You'll pay premiums to buy your policy as part of closing costs. These premiums may be paid directly to the insurance company or be put into escrow, depending how your mortgage loan is structured.
Private mortgage insurance
When you put down less than 20%, you'll have to pay PMI. Chances are good you'll be required to pay at least a month or two of PMI premiums up front at the time of closing. This money could be paid into your escrow account or directly to the insurer, depending how your loan is set up.
Lenders also require you buy a title insurance policy when you buy a home. The title to your property determines the rights you have with regards to the property. A title search is performed when you buy a home to see if there are any claims on the property you weren't aware of. This search is supposed to find things such as easements that give someone else an ownership interest, or liens on the property giving someone else a legal claim.
If something is missed during the title search, it could cost you a fortune to fix the problem. That's because you can't buy more rights to the house than the seller has. The easement or lien won't disappear when you purchase the house, and you could be unable to use your property as intended or have to pay someone else's debt for the lien to be lifted. If the person who sold you the property wasn't actually the legal owner, you may not even own the property at all.
Title insurance protects you in case something is missed. The insurer would have to pay any expenses associated with fixing problems with the title.
Title search costs
You'll not only need to pay for title insurance at closing, but will also need to pay the company that performed the title search. Attorneys or title companies conduct title searches, depending on where you live.
Homeowner's association fees
Sellers generally pay a transfer fee to their homeowner's association, which pays for the creation of a report showing dues are current. New home buyers may also have to prepay some HOA fees when closing on a home. These fees can sometimes be collected as part of escrow, or could be paid directly to the HOA.

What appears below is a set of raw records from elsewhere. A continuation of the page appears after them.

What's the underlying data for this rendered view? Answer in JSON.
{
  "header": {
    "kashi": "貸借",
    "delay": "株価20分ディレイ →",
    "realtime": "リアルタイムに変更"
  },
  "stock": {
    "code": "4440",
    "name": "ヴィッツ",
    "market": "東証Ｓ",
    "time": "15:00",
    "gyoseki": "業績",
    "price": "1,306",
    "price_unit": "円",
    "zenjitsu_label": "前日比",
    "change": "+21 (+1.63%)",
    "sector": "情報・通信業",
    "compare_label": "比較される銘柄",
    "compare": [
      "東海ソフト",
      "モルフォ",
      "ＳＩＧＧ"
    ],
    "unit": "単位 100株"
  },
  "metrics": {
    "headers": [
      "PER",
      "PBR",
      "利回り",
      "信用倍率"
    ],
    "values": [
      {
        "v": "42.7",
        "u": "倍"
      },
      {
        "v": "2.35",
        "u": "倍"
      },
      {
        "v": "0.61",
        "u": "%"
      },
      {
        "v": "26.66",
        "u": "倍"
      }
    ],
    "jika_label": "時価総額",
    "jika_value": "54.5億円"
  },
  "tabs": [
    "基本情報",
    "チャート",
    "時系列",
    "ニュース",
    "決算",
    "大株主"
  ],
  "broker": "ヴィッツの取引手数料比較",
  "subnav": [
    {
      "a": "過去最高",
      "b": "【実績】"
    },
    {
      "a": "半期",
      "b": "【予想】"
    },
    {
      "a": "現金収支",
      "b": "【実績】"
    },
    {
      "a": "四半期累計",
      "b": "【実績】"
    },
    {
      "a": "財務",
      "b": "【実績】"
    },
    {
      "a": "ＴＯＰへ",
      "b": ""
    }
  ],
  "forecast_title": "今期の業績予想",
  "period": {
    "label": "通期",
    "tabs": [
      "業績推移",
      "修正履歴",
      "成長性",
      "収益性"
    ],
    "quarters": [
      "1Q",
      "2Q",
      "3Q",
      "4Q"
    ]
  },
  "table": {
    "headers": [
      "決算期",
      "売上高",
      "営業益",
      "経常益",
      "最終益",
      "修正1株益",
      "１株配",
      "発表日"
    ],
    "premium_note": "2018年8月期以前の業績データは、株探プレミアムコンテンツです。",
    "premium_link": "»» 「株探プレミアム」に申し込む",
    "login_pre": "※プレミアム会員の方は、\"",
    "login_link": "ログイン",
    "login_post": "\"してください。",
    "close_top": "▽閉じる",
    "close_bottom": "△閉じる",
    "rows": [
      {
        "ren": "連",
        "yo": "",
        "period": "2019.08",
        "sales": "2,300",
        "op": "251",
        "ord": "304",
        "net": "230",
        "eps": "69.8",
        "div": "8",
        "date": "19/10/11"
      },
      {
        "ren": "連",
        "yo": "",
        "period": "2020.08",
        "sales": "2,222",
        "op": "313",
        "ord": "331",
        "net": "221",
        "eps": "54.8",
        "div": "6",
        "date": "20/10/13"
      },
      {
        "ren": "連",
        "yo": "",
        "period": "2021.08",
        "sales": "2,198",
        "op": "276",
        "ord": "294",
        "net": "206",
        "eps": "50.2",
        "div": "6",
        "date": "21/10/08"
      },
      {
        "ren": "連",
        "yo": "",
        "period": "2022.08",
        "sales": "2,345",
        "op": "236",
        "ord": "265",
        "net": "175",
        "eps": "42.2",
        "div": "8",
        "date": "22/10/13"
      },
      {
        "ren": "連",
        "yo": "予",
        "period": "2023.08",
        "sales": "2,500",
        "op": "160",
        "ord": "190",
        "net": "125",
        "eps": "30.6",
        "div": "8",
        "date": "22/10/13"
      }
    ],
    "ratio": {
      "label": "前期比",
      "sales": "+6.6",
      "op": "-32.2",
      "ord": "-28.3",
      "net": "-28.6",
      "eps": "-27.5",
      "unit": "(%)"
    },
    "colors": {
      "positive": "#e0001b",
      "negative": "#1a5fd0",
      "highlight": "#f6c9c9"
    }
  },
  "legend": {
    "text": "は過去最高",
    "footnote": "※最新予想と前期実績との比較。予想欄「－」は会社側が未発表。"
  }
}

Special fees for government-backed loans
The U.S. government makes it easier for people to get mortgages by guaranteeing certain loans. The Federal Housing Administration (FHA) guarantees loans, as does the Veteran's Administration. FHA Loans and VA loans can be easier to qualify for than conventional loans because the government insures the lender against loss.
But, FHA and VA loans come with up-front fees. There's a VA funding fee to pay unless you fall within an exception, with the fee based on your down payment and whether you were in the regular military or the reserves or national guard. If you've obtained a FHA loan, on the other hand, you'll pay an Up-Front Mortgage Insurance Premium (UPMIP) equal to 1.75% of the loan amount.
While these fees can be financed as part of your loan, this again means paying interest on them for many years. Try to pay them up front if you can.
When you've purchased a property, a new deed will need to be recorded. Your city or county maintain deeds and public land records, so this money will be paid at closing and go to the local recording office.
Your county will likely charge a transfer tax when the property is sold and transferred to a new owner. Transfer taxes vary depending where you live.
Courier fees are fees paid for documents associated with your loan to be transported to appropriate parties. This could cover costs for transmitting documents to lenders, or to the county where the deed needs to be recorded.
Be prepared for closing costs
There are a lot of closing costs you have to pay when you buy a home. With so many different fees and expenses, it's no wonder closing costs could add up to as much as 5% of the amount you're borrowing. You need to save money to cover these costs before you start shopping for a home so you aren't hit with unexpected expenses you can't afford to pay after finding a home you've fallen in love with.